Dubai Airports’ CEO Paul Griffiths recently confirmed the company is aiming to phase out physical check-in desks at Dubai International Airport and Dubai World Central in favour of home check-in options, presumably using computers or smart phone apps. Mr Griffiths said: “We just need to find a way of dealing with baggage and I think technology is moving towards that area too”. Dubai International holds the title of the world’s busiest international airport and annual passenger traffic in 2018 was 89.1 million.
There is of course no shortage at many airports now of the facility to check-in at multi-airline electronic points using barcodes on smart phones or physical paper boarding cards, together with passports, rather than at desks if the passenger has no baggage and/or to do the same where there are self-service bag drop machines. But going beyond that, to the point where there is no other option is a different matter altogether.
Mr Griffiths is clear. He said: “What we want is to eliminate them altogether. Soon, I don’t think you’ll need to check-in using any physical token of booking. Most of it will be done at the time of booking in the office or home.”
Presumably space that becomes available by way of the elimination of check-in desks will be used for the “immersive experiences” that the airport wants to introduce as part of its current rebranding exercise. Anything from new ‘dining experiences’ to Dubai-themed areas to trampolines and table tennis tables for kids.
Emirates Airline introduced ‘Home Check-in’ in 2018, a service which allows customers to check-in for their flights from anywhere in Dubai. It is a paid-for service available for customers across all classes travelling on Emirates flights. It enables passengers to complete the security check and check-in from their home, hotel or office and have their luggage transported to the airport prior to their flight.
An Emirates check-in agent will travel to the preferred location to weigh and tag the bags as well as check-in the customers and issue boarding passes. Customers can then make their own way to the airport and head directly to immigration, bypassing the check-in desks at the airport.
Emirates and Dubai Airports are big on innovation. In 2018, Dubai International managed to reduce waiting times by 28%, mainly by introducing smart gates and an advanced operations centre. But even if it is paid-for, a personal valet-cum-chauffeur personally supervising an individual’s check-in at home seems to be a highly labour intensive option, just as much as that of delivering lost baggage to a passenger. Mr Griffiths refers to it as “a maturity in the aviation market”.
But there are potential issues here. With the disappearance of check-in desks, which is the next natural progression, goes the disappearance of check-in agents. Technology exists primarily to reduce human labour with a fixed sunk development cost after which the profits roll in. But there are many reasons why a passenger might want to deal with an agent in situ at the airport, especially changes of circumstance that have occurred, security questions arising and other matters that require urgent human interface.
The alternative is to have roving customer service staff dealing with issues that have arisen since both passenger and baggage were checked-in, possibly hours previously. Mr Griffiths said during his CAPA Middle East & Africa Aviation Summit keynote address earlier this month (embedded below) that alongside technological innovations, passengers still require some human interface during the airport travel experience.

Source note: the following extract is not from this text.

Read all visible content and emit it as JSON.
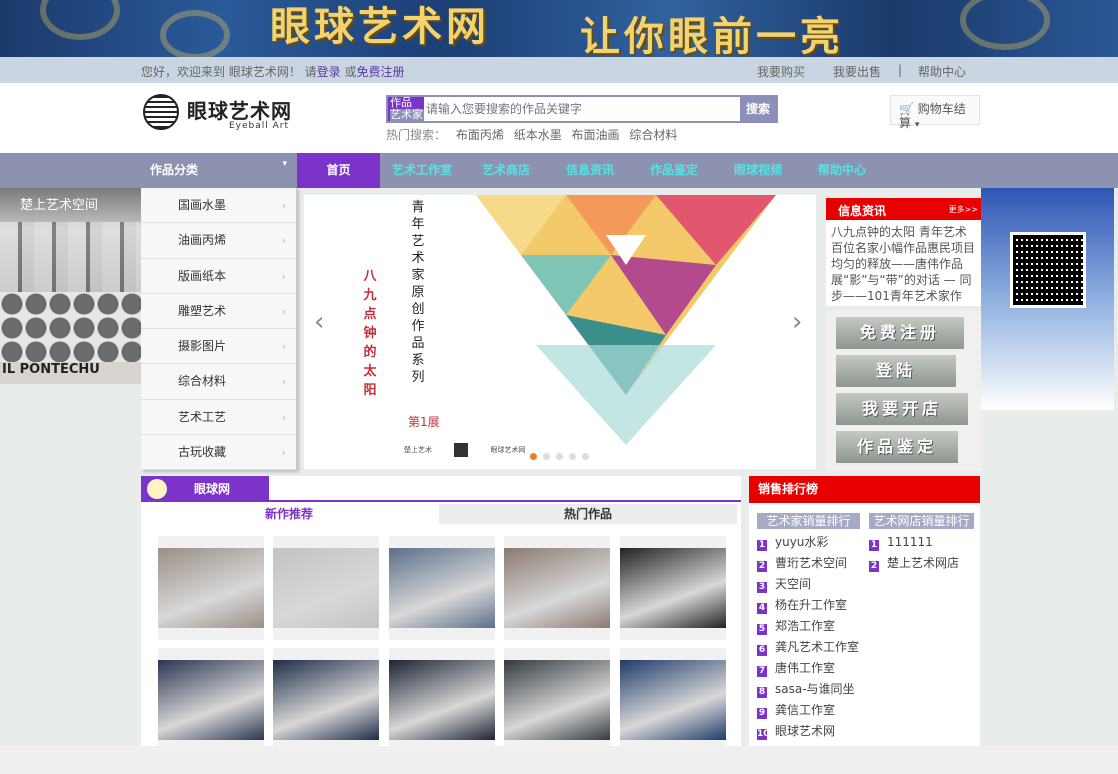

Neither should it be assumed, as it often is, that everyone has a smart phone or similar device (and the natural progression here is that paper boarding cards will one day be phased out in favour of such devices). Currently 36% of the World’s total population has one (and statistics show UAE unsurprisingly at the top, with 82%, some way ahead of Sweden) and that includes small children. But that business is already suffering from the law of diminishing returns and the growth rate for new uptake is slackening, along with that for new models offering features barely better than their predecessors at considerable extra cost.
Allowing for the fact that social media contagion may spread to the physical catalyst for social media itself, the smart phone, it may well always be the case that fewer people on average globally own a phone than those that do. Or trade wars may push up their price beyond a threshold of affordability. ‘Back-up’ systems, at the very least, will always be required by airports.

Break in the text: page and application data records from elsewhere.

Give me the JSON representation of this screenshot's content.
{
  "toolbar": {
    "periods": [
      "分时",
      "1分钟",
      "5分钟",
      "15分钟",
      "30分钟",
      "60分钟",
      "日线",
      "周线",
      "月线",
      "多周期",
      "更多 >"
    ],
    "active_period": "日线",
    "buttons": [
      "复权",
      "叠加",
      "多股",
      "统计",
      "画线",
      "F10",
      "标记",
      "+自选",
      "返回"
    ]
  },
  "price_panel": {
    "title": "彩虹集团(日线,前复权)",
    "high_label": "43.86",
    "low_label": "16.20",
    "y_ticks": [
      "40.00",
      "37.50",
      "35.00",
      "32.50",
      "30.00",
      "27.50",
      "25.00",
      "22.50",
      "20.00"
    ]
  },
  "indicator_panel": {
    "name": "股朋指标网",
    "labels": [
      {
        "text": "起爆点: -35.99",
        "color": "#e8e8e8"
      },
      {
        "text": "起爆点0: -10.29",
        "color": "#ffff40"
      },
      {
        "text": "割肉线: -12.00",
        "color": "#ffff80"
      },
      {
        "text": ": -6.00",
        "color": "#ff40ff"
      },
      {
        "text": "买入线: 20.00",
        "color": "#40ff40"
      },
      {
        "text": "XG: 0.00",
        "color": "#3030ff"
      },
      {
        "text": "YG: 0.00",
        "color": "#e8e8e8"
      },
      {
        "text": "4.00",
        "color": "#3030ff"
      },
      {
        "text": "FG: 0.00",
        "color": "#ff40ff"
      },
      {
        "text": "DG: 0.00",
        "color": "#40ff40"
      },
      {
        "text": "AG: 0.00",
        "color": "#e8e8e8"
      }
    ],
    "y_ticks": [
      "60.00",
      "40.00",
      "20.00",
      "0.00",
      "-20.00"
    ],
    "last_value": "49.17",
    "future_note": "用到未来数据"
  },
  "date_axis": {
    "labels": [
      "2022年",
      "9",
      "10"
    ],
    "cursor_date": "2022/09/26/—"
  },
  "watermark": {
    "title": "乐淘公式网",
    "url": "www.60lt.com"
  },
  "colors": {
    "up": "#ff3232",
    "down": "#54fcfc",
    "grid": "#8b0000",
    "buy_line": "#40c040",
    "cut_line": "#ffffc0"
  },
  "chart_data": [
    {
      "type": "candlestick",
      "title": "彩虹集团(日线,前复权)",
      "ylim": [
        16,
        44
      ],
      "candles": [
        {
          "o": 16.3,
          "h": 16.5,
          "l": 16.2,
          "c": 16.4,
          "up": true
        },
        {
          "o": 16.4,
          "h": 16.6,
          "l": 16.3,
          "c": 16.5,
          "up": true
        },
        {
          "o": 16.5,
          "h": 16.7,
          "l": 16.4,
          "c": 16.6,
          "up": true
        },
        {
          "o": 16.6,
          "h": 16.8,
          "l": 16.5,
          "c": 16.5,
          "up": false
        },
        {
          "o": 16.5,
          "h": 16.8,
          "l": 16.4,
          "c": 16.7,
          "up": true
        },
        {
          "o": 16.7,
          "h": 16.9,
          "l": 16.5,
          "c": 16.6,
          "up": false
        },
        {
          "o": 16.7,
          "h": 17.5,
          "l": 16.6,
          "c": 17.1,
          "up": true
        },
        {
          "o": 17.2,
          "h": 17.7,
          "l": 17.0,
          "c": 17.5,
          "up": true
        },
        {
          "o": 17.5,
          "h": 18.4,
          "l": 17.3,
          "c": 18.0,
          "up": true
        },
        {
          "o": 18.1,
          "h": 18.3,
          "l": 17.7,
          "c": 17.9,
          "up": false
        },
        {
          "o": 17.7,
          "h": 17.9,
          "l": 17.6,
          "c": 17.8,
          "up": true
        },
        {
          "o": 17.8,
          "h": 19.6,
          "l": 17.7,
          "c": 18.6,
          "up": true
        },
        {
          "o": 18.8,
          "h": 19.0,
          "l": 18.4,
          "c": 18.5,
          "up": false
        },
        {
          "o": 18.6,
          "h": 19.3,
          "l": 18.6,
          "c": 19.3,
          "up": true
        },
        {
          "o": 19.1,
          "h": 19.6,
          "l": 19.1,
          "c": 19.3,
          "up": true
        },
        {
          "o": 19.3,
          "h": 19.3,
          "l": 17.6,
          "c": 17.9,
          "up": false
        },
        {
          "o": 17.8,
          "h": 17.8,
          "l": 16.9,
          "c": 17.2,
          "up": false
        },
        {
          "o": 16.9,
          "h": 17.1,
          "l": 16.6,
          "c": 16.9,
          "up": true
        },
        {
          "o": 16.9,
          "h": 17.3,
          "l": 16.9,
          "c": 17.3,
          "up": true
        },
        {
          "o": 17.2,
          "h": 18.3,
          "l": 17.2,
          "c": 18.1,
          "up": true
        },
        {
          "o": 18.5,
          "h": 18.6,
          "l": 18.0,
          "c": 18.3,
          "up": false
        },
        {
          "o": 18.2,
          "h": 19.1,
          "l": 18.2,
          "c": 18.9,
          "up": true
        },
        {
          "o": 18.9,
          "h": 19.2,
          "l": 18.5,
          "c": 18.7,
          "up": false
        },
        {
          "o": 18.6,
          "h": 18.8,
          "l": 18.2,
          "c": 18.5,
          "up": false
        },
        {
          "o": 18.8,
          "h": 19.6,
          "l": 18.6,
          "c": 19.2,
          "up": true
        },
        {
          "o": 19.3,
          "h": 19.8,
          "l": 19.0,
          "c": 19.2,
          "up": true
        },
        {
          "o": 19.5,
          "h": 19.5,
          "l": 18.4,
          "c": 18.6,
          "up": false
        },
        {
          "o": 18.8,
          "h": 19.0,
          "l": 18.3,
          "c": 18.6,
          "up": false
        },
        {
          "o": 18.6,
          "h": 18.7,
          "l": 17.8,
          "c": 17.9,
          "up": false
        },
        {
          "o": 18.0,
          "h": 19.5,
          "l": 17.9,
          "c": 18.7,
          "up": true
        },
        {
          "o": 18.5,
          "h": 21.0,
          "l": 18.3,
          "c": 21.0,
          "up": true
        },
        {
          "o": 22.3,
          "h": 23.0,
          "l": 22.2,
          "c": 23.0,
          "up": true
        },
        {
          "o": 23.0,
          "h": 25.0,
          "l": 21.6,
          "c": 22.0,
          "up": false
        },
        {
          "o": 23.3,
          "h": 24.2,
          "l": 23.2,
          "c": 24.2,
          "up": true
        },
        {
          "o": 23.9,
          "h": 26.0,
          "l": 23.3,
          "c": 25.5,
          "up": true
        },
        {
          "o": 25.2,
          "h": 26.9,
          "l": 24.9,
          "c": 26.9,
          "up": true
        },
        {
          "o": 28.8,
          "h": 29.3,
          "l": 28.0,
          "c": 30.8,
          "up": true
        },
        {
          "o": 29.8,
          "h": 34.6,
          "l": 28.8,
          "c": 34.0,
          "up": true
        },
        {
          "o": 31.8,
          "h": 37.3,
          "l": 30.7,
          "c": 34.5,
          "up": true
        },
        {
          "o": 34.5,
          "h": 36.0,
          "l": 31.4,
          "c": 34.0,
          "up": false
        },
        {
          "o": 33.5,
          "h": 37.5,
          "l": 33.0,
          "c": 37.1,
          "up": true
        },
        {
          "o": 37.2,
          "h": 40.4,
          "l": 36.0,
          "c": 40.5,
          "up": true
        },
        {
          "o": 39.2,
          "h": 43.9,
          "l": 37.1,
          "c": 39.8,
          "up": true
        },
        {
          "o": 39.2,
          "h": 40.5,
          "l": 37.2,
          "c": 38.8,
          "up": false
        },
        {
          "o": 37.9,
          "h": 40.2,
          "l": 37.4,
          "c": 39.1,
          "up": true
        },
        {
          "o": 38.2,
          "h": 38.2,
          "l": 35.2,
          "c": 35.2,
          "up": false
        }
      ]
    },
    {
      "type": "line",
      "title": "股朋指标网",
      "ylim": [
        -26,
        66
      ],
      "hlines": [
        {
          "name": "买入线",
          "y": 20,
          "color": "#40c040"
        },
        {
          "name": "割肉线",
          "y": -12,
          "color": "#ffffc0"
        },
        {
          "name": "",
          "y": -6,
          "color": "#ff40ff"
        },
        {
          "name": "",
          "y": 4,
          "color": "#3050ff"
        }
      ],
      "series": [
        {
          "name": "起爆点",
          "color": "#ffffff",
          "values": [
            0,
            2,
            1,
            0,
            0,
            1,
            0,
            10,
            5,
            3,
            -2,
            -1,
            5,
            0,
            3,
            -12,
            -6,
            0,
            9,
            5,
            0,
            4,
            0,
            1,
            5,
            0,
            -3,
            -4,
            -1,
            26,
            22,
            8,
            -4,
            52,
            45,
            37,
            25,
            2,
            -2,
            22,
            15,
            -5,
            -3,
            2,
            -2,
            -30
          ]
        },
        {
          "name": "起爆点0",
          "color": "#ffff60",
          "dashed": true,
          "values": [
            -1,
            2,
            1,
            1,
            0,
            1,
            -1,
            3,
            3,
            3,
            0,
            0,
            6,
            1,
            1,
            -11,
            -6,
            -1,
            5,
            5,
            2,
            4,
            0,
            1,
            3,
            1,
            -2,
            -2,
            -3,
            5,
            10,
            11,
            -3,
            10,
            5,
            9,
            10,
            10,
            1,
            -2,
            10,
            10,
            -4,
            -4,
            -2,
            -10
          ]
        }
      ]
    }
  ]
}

Which brings the argument to the final point, which is anchored on Dubai Airports’ desire to invest in processes and technology generally, as it lacks space for much more infrastructure. Such technology usually includes security and that really is the thicker end of the wedge. It appears that the introduction of biometric technology is at the top of most airports’ wish list at present but it is that technology which, in its formative state, needs back-up systems more than most.